- [DIRECTIONS]: Take every line containing "screenshot" out of the records.

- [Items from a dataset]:

··········

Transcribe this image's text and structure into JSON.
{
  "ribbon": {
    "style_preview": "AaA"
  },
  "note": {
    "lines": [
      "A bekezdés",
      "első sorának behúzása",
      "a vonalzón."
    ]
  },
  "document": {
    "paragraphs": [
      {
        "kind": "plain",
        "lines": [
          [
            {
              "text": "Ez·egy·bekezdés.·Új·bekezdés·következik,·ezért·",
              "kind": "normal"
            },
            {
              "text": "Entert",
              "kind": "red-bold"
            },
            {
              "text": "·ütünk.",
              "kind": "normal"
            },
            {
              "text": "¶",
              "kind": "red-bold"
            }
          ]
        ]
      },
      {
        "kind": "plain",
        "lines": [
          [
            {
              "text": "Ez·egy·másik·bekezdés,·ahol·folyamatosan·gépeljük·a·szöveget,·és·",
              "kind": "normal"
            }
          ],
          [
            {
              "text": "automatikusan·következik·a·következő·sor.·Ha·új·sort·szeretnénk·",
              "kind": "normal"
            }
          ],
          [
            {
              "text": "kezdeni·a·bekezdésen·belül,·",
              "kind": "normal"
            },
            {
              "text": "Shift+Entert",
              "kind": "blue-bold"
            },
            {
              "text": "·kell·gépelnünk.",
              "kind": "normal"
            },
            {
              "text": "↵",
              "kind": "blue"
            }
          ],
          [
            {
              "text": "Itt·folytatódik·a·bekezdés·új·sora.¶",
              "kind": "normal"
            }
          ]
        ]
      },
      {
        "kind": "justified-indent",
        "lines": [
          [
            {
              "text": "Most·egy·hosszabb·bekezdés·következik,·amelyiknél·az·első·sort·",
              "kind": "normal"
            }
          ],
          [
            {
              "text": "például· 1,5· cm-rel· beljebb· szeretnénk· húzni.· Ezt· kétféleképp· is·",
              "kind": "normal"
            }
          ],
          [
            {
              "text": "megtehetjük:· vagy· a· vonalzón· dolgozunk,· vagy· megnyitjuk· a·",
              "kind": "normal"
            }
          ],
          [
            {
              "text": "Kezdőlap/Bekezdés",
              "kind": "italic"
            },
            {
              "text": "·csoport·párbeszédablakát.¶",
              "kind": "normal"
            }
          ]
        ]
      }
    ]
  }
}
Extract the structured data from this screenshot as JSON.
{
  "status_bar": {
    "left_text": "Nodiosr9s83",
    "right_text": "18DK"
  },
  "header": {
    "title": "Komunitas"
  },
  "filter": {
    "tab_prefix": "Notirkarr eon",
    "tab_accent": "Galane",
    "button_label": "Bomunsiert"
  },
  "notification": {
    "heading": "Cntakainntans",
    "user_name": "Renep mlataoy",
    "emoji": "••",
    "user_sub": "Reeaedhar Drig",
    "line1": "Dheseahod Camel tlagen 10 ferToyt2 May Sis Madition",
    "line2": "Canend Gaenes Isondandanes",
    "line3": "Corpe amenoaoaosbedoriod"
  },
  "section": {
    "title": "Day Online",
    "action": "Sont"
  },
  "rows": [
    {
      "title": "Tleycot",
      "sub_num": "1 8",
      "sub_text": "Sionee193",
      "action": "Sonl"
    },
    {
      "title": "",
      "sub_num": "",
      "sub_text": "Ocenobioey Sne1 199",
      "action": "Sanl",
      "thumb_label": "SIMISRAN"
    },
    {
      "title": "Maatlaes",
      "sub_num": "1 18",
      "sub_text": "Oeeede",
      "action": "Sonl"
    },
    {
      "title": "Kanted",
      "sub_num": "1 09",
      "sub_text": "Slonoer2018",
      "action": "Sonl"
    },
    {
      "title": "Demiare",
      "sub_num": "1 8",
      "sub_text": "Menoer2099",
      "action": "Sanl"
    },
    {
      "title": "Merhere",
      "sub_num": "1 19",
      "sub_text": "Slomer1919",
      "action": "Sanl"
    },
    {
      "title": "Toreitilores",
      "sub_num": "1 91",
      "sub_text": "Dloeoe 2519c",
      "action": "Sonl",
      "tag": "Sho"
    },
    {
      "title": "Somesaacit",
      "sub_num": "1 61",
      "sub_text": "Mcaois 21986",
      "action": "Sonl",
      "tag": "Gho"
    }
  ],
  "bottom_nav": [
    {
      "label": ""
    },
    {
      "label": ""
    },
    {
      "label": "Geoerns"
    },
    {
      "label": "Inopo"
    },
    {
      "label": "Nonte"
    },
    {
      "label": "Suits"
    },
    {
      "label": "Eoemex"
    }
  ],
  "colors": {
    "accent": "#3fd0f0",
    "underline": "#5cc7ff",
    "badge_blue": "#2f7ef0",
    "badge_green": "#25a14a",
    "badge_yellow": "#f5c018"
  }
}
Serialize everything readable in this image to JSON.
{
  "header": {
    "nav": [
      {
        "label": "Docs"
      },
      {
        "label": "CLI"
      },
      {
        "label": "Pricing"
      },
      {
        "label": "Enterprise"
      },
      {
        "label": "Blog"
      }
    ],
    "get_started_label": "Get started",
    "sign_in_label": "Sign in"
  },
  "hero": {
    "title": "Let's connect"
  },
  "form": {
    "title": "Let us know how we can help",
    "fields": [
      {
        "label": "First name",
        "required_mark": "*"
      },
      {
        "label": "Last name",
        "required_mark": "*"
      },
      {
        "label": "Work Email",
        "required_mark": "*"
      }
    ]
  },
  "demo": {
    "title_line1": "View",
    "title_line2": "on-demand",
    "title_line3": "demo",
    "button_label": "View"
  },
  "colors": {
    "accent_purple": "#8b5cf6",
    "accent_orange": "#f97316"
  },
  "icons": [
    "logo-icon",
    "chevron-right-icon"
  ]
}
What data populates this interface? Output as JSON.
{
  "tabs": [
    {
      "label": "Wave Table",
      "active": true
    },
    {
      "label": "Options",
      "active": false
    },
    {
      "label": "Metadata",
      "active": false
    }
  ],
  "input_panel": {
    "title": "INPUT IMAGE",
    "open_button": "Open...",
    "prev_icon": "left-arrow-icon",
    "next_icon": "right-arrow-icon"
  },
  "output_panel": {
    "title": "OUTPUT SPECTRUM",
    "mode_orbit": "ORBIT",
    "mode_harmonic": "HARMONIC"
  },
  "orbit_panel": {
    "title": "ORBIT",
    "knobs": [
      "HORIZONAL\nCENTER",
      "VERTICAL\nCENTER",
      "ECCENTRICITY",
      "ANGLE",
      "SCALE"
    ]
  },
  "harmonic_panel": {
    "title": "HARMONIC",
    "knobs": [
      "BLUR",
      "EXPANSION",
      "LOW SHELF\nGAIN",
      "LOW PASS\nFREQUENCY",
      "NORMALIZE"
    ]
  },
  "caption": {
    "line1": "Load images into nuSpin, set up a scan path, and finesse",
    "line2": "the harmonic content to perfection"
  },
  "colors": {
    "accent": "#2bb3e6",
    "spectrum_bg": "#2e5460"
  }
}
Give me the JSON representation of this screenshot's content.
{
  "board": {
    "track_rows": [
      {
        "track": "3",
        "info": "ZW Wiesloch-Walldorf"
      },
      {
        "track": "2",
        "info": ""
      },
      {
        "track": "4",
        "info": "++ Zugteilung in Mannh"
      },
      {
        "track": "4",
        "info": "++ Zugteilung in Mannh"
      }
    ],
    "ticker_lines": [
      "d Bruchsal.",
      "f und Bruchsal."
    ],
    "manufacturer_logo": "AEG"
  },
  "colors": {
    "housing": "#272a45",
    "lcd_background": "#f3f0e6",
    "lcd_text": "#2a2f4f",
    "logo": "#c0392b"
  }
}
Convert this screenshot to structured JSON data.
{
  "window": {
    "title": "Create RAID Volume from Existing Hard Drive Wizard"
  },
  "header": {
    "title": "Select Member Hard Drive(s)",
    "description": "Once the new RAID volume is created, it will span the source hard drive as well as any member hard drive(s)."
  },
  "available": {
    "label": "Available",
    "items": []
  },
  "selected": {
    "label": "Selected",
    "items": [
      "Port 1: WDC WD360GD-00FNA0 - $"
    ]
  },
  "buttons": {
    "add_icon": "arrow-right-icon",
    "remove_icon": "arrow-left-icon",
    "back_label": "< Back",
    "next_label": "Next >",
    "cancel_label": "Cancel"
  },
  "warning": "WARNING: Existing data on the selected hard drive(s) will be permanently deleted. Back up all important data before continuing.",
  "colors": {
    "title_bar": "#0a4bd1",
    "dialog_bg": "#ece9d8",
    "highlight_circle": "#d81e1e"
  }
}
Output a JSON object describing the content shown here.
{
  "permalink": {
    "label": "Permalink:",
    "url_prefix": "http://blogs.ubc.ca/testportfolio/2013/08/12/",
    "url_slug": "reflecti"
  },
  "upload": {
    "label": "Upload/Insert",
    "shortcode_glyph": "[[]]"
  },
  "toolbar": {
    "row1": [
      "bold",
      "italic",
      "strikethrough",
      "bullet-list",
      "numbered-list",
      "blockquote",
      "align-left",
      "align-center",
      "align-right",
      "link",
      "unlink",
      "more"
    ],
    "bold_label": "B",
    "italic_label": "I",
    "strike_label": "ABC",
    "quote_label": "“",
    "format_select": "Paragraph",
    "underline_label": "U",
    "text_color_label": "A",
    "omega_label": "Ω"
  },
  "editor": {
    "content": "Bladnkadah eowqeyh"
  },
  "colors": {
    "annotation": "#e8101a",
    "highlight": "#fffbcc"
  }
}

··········

- [TASK SOLUTION]:
Extract the structured data from this screenshot as JSON.
Give me the JSON representation of this screenshot's content.
Convert this screenshot to structured JSON data.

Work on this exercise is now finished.